------ Information given ------

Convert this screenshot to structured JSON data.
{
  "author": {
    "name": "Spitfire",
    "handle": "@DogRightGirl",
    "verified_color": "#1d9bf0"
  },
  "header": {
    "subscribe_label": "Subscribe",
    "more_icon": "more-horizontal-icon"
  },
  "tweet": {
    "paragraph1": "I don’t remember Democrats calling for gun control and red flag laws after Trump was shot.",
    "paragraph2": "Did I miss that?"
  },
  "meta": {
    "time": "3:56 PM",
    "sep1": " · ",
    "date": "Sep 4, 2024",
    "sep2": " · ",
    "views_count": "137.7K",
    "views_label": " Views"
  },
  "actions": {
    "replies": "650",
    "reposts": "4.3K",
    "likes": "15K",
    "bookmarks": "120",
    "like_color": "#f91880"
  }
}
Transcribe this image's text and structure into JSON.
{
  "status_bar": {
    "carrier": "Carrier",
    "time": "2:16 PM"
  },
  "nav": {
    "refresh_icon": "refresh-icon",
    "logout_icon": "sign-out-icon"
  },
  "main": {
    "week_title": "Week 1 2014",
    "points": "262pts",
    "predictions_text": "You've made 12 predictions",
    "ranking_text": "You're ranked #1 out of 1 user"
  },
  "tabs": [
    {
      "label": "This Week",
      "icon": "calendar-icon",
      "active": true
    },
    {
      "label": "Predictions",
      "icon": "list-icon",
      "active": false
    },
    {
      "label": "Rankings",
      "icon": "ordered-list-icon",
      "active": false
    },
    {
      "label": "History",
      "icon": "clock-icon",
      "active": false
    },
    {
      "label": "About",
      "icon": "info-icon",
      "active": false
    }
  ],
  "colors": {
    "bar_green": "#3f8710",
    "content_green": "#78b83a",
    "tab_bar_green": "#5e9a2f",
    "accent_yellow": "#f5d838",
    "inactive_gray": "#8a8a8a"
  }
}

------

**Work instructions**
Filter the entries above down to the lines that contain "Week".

**Your solution**
    "week_title": "Week 1 2014",
      "label": "This Week",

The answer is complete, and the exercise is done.